Data records section start
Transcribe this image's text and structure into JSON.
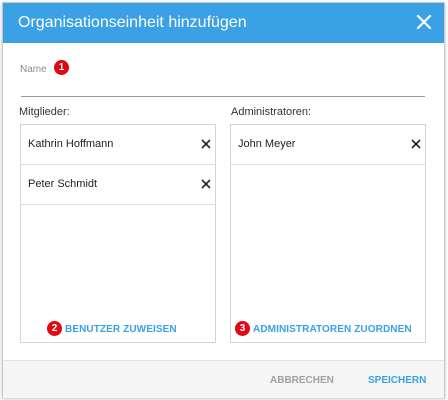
{
  "dialog": {
    "title": "Organisationseinheit hinzufügen",
    "close_icon": "close-icon"
  },
  "name_field": {
    "label": "Name",
    "value": "",
    "badge": "1"
  },
  "members": {
    "label": "Mitglieder:",
    "items": [
      {
        "name": "Kathrin Hoffmann"
      },
      {
        "name": "Peter Schmidt"
      }
    ],
    "assign_label": "BENUTZER ZUWEISEN",
    "badge": "2"
  },
  "admins": {
    "label": "Administratoren:",
    "items": [
      {
        "name": "John Meyer"
      }
    ],
    "assign_label": "ADMINISTRATOREN ZUORDNEN",
    "badge": "3"
  },
  "footer": {
    "cancel_label": "ABBRECHEN",
    "save_label": "SPEICHERN"
  },
  "colors": {
    "accent": "#3aa1e4",
    "badge": "#e30613",
    "cancel_text": "#a0a0a0"
  }
}
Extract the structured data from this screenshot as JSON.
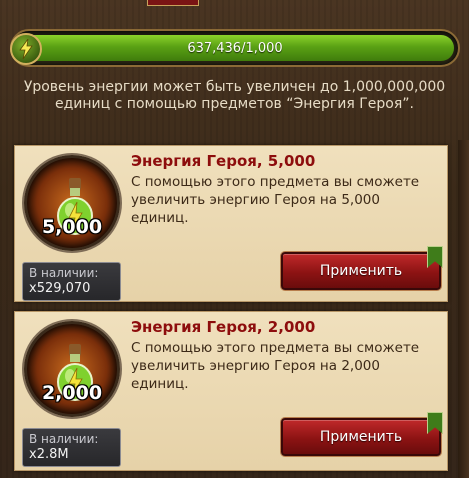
{
  "energy": {
    "value": "637,436/1,000",
    "fill_fraction": 1.0,
    "icon": "lightning-icon"
  },
  "info": {
    "text": "Уровень энергии может быть увеличен до 1,000,000,000 единиц с помощью предметов “Энергия Героя”."
  },
  "items": [
    {
      "title": "Энергия Героя, 5,000",
      "description": "С помощью этого предмета вы сможете увеличить энергию Героя на 5,000 единиц.",
      "slot_amount": "5,000",
      "stock_label": "В наличии:",
      "stock_qty": "x529,070",
      "button_label": "Применить",
      "icon": "energy-potion-icon"
    },
    {
      "title": "Энергия Героя, 2,000",
      "description": "С помощью этого предмета вы сможете увеличить энергию Героя на 2,000 единиц.",
      "slot_amount": "2,000",
      "stock_label": "В наличии:",
      "stock_qty": "x2.8M",
      "button_label": "Применить",
      "icon": "energy-potion-icon"
    }
  ],
  "colors": {
    "energy_fill": "#5aa114",
    "title_red": "#8d0d0d",
    "button_red": "#8c1313",
    "card_bg": "#ecdcb6"
  }
}
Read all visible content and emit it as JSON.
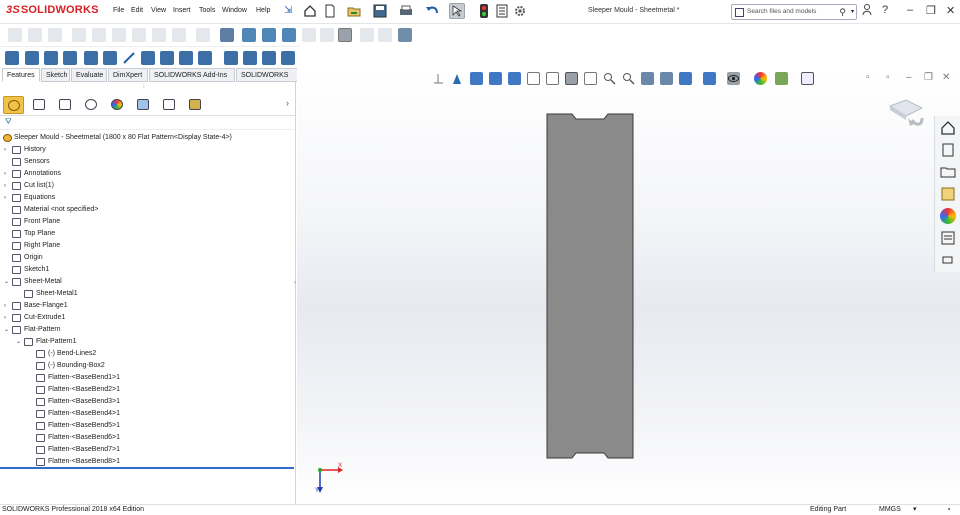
{
  "app": {
    "brand": "SOLIDWORKS",
    "brand_prefix": "3S",
    "document_title": "Sleeper Mould - Sheetmetal *",
    "menu": [
      "File",
      "Edit",
      "View",
      "Insert",
      "Tools",
      "Window",
      "Help"
    ],
    "search_placeholder": "Search files and models",
    "window_controls": {
      "help": "?",
      "minimize": "–",
      "restore": "❐",
      "close": "✕"
    }
  },
  "command_tabs": [
    {
      "label": "Features",
      "active": true
    },
    {
      "label": "Sketch",
      "active": false
    },
    {
      "label": "Evaluate",
      "active": false
    },
    {
      "label": "DimXpert",
      "active": false
    },
    {
      "label": "SOLIDWORKS Add-Ins",
      "active": false
    },
    {
      "label": "SOLIDWORKS CAM",
      "active": false
    }
  ],
  "tree": {
    "root": "Sleeper Mould - Sheetmetal  (1800 x 80 Flat Pattern<Display State-4>)",
    "items": [
      {
        "label": "History",
        "toggle": "›",
        "icon": "history-icon"
      },
      {
        "label": "Sensors",
        "toggle": "",
        "icon": "sensors-icon"
      },
      {
        "label": "Annotations",
        "toggle": "›",
        "icon": "annotations-icon"
      },
      {
        "label": "Cut list(1)",
        "toggle": "›",
        "icon": "cut-list-icon"
      },
      {
        "label": "Equations",
        "toggle": "›",
        "icon": "equations-icon"
      },
      {
        "label": "Material <not specified>",
        "toggle": "",
        "icon": "material-icon"
      },
      {
        "label": "Front Plane",
        "toggle": "",
        "icon": "plane-icon"
      },
      {
        "label": "Top Plane",
        "toggle": "",
        "icon": "plane-icon"
      },
      {
        "label": "Right Plane",
        "toggle": "",
        "icon": "plane-icon"
      },
      {
        "label": "Origin",
        "toggle": "",
        "icon": "origin-icon"
      },
      {
        "label": "Sketch1",
        "toggle": "",
        "icon": "sketch-icon"
      },
      {
        "label": "Sheet-Metal",
        "toggle": "⌄",
        "icon": "sheet-metal-icon"
      },
      {
        "label": "Sheet-Metal1",
        "toggle": "",
        "icon": "sheet-metal-feature-icon"
      },
      {
        "label": "Base-Flange1",
        "toggle": "›",
        "icon": "base-flange-icon"
      },
      {
        "label": "Cut-Extrude1",
        "toggle": "›",
        "icon": "cut-extrude-icon"
      },
      {
        "label": "Flat-Pattern",
        "toggle": "⌄",
        "icon": "flat-pattern-folder-icon"
      },
      {
        "label": "Flat-Pattern1",
        "toggle": "⌄",
        "icon": "flat-pattern-icon"
      },
      {
        "label": "(-) Bend-Lines2",
        "toggle": "",
        "icon": "sketch-icon"
      },
      {
        "label": "(-) Bounding-Box2",
        "toggle": "",
        "icon": "sketch-icon"
      },
      {
        "label": "Flatten-<BaseBend1>1",
        "toggle": "",
        "icon": "flatten-icon"
      },
      {
        "label": "Flatten-<BaseBend2>1",
        "toggle": "",
        "icon": "flatten-icon"
      },
      {
        "label": "Flatten-<BaseBend3>1",
        "toggle": "",
        "icon": "flatten-icon"
      },
      {
        "label": "Flatten-<BaseBend4>1",
        "toggle": "",
        "icon": "flatten-icon"
      },
      {
        "label": "Flatten-<BaseBend5>1",
        "toggle": "",
        "icon": "flatten-icon"
      },
      {
        "label": "Flatten-<BaseBend6>1",
        "toggle": "",
        "icon": "flatten-icon"
      },
      {
        "label": "Flatten-<BaseBend7>1",
        "toggle": "",
        "icon": "flatten-icon"
      },
      {
        "label": "Flatten-<BaseBend8>1",
        "toggle": "",
        "icon": "flatten-icon"
      }
    ]
  },
  "triad": {
    "x_label": "X",
    "y_label": "Y"
  },
  "status": {
    "product": "SOLIDWORKS Professional 2018 x64 Edition",
    "mode": "Editing Part",
    "units": "MMGS"
  },
  "colors": {
    "part_fill": "#8a8a8a",
    "part_edge": "#3a3a3a",
    "brand": "#d71f26",
    "accent": "#2f6dc8"
  }
}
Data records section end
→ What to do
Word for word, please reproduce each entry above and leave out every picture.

→ Result for this task
Transcribe this image's text and structure into JSON.
{
  "dialog": {
    "title": "Organisationseinheit hinzufügen",
    "close_icon": "close-icon"
  },
  "name_field": {
    "label": "Name",
    "value": "",
    "badge": "1"
  },
  "members": {
    "label": "Mitglieder:",
    "items": [
      {
        "name": "Kathrin Hoffmann"
      },
      {
        "name": "Peter Schmidt"
      }
    ],
    "assign_label": "BENUTZER ZUWEISEN",
    "badge": "2"
  },
  "admins": {
    "label": "Administratoren:",
    "items": [
      {
        "name": "John Meyer"
      }
    ],
    "assign_label": "ADMINISTRATOREN ZUORDNEN",
    "badge": "3"
  },
  "footer": {
    "cancel_label": "ABBRECHEN",
    "save_label": "SPEICHERN"
  },
  "colors": {
    "accent": "#3aa1e4",
    "badge": "#e30613",
    "cancel_text": "#a0a0a0"
  }
}
Extract the structured data from this screenshot as JSON.
{
  "energy": {
    "value": "637,436/1,000",
    "fill_fraction": 1.0,
    "icon": "lightning-icon"
  },
  "info": {
    "text": "Уровень энергии может быть увеличен до 1,000,000,000 единиц с помощью предметов “Энергия Героя”."
  },
  "items": [
    {
      "title": "Энергия Героя, 5,000",
      "description": "С помощью этого предмета вы сможете увеличить энергию Героя на 5,000 единиц.",
      "slot_amount": "5,000",
      "stock_label": "В наличии:",
      "stock_qty": "x529,070",
      "button_label": "Применить",
      "icon": "energy-potion-icon"
    },
    {
      "title": "Энергия Героя, 2,000",
      "description": "С помощью этого предмета вы сможете увеличить энергию Героя на 2,000 единиц.",
      "slot_amount": "2,000",
      "stock_label": "В наличии:",
      "stock_qty": "x2.8M",
      "button_label": "Применить",
      "icon": "energy-potion-icon"
    }
  ],
  "colors": {
    "energy_fill": "#5aa114",
    "title_red": "#8d0d0d",
    "button_red": "#8c1313",
    "card_bg": "#ecdcb6"
  }
}
Read all visible content and emit it as JSON.
{
  "app": {
    "brand": "SOLIDWORKS",
    "brand_prefix": "3S",
    "document_title": "Sleeper Mould - Sheetmetal *",
    "menu": [
      "File",
      "Edit",
      "View",
      "Insert",
      "Tools",
      "Window",
      "Help"
    ],
    "search_placeholder": "Search files and models",
    "window_controls": {
      "help": "?",
      "minimize": "–",
      "restore": "❐",
      "close": "✕"
    }
  },
  "command_tabs": [
    {
      "label": "Features",
      "active": true
    },
    {
      "label": "Sketch",
      "active": false
    },
    {
      "label": "Evaluate",
      "active": false
    },
    {
      "label": "DimXpert",
      "active": false
    },
    {
      "label": "SOLIDWORKS Add-Ins",
      "active": false
    },
    {
      "label": "SOLIDWORKS CAM",
      "active": false
    }
  ],
  "tree": {
    "root": "Sleeper Mould - Sheetmetal  (1800 x 80 Flat Pattern<Display State-4>)",
    "items": [
      {
        "label": "History",
        "toggle": "›",
        "icon": "history-icon"
      },
      {
        "label": "Sensors",
        "toggle": "",
        "icon": "sensors-icon"
      },
      {
        "label": "Annotations",
        "toggle": "›",
        "icon": "annotations-icon"
      },
      {
        "label": "Cut list(1)",
        "toggle": "›",
        "icon": "cut-list-icon"
      },
      {
        "label": "Equations",
        "toggle": "›",
        "icon": "equations-icon"
      },
      {
        "label": "Material <not specified>",
        "toggle": "",
        "icon": "material-icon"
      },
      {
        "label": "Front Plane",
        "toggle": "",
        "icon": "plane-icon"
      },
      {
        "label": "Top Plane",
        "toggle": "",
        "icon": "plane-icon"
      },
      {
        "label": "Right Plane",
        "toggle": "",
        "icon": "plane-icon"
      },
      {
        "label": "Origin",
        "toggle": "",
        "icon": "origin-icon"
      },
      {
        "label": "Sketch1",
        "toggle": "",
        "icon": "sketch-icon"
      },
      {
        "label": "Sheet-Metal",
        "toggle": "⌄",
        "icon": "sheet-metal-icon"
      },
      {
        "label": "Sheet-Metal1",
        "toggle": "",
        "icon": "sheet-metal-feature-icon"
      },
      {
        "label": "Base-Flange1",
        "toggle": "›",
        "icon": "base-flange-icon"
      },
      {
        "label": "Cut-Extrude1",
        "toggle": "›",
        "icon": "cut-extrude-icon"
      },
      {
        "label": "Flat-Pattern",
        "toggle": "⌄",
        "icon": "flat-pattern-folder-icon"
      },
      {
        "label": "Flat-Pattern1",
        "toggle": "⌄",
        "icon": "flat-pattern-icon"
      },
      {
        "label": "(-) Bend-Lines2",
        "toggle": "",
        "icon": "sketch-icon"
      },
      {
        "label": "(-) Bounding-Box2",
        "toggle": "",
        "icon": "sketch-icon"
      },
      {
        "label": "Flatten-<BaseBend1>1",
        "toggle": "",
        "icon": "flatten-icon"
      },
      {
        "label": "Flatten-<BaseBend2>1",
        "toggle": "",
        "icon": "flatten-icon"
      },
      {
        "label": "Flatten-<BaseBend3>1",
        "toggle": "",
        "icon": "flatten-icon"
      },
      {
        "label": "Flatten-<BaseBend4>1",
        "toggle": "",
        "icon": "flatten-icon"
      },
      {
        "label": "Flatten-<BaseBend5>1",
        "toggle": "",
        "icon": "flatten-icon"
      },
      {
        "label": "Flatten-<BaseBend6>1",
        "toggle": "",
        "icon": "flatten-icon"
      },
      {
        "label": "Flatten-<BaseBend7>1",
        "toggle": "",
        "icon": "flatten-icon"
      },
      {
        "label": "Flatten-<BaseBend8>1",
        "toggle": "",
        "icon": "flatten-icon"
      }
    ]
  },
  "triad": {
    "x_label": "X",
    "y_label": "Y"
  },
  "status": {
    "product": "SOLIDWORKS Professional 2018 x64 Edition",
    "mode": "Editing Part",
    "units": "MMGS"
  },
  "colors": {
    "part_fill": "#8a8a8a",
    "part_edge": "#3a3a3a",
    "brand": "#d71f26",
    "accent": "#2f6dc8"
  }
}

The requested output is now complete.